Get some of those little carving tools, your pattern, scissors, tape, a Sharpie, and the most important tool of all: an ice cream scoop. Also have a wet towel on hand to wipe the goop off your fingers.

Clean any dirt off your pumpkin and decide which side you’re going to carve. The side that’s usually the most flat also tends to be the most ugly because it’s been on the ground. But if your pumpkin is just going to sit in the dark, don’t worry about that.

Some people use a big knife to cut a lid on top, but I prefer a little saw carving tool. Since it’s bendy you can get a really nice curved edge.
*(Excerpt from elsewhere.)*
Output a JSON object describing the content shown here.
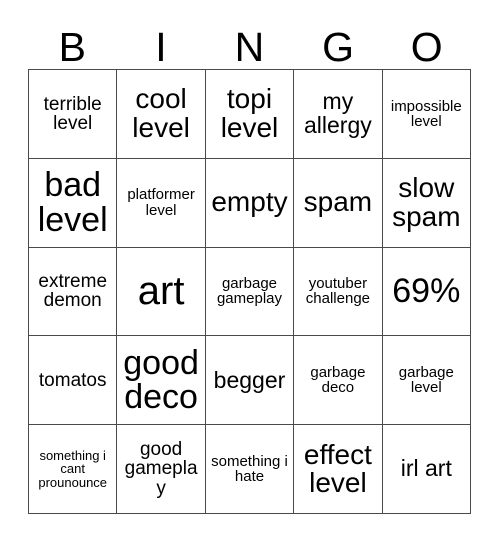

Or, if you want the top to stay in tact, you can cut your lid out of the bottom.

Trace a circle around the stem with the Sharpie and carve out the lid.
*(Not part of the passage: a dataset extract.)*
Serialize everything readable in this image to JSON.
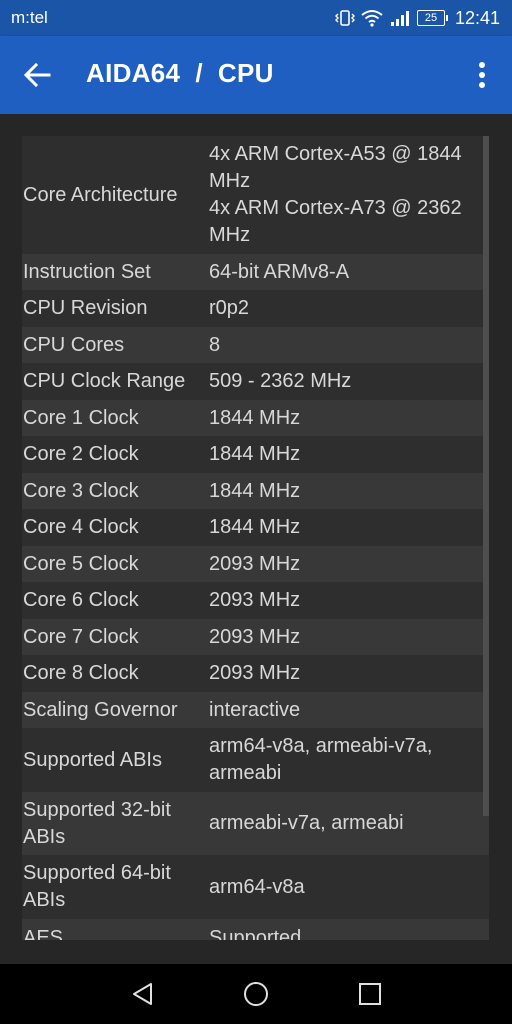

Here’s where you get your first glimpse of all the goop!

Start by shaving all the strings off the lid.

You don’t want them hanging over a candle flame and burning. I find the best way to remove all the seeds and goop inside the pumpkin is just to roll up my sleeves and scoop it out with my hands.

Get yourself a garbage bowl for the goop, instead of slopping it on the table. You can heave it in the compost when you’re done, or use the seeds for cooking.

Use the ice cream scoop to get the rest of the stringy stuff out. Scrape the sides all the way around the inside.

Make sure your pumpkin is dry outside, and tape on your pattern. I find it helps to trim the corners on an angle so I can fold them in. Then I put tape all around.

There will be some spots where the pattern doesn’t lay flat because the pumpkin is round, so try to fold them over neatly instead of letting them crumple.

Next, get to poking. Put little holes all over the lines. Then remove the pattern, keeping it somewhere in view where you can still refer back to it.

Then start carving along the lines.

Sometimes you might have to cut lines into the large chunks to make them easier to remove. It’s best to push them outwards to avoid tearing the pumpkin. But sometimes I think it helps to push it a little bit inward first, then push it all the way out.

When you’re finished, you will probably still be able to see some strings hanging in the back. Remove those with your fingers. Again, they will burn and smell funky.

Voila.

Light and enjoy. It’s nice, too, that you can get those fake candles and avoid flame altogether.

By the way, Mike is from Wisconsin. You can probably guess his feelings toward Brett Favre.

What did you carve this year?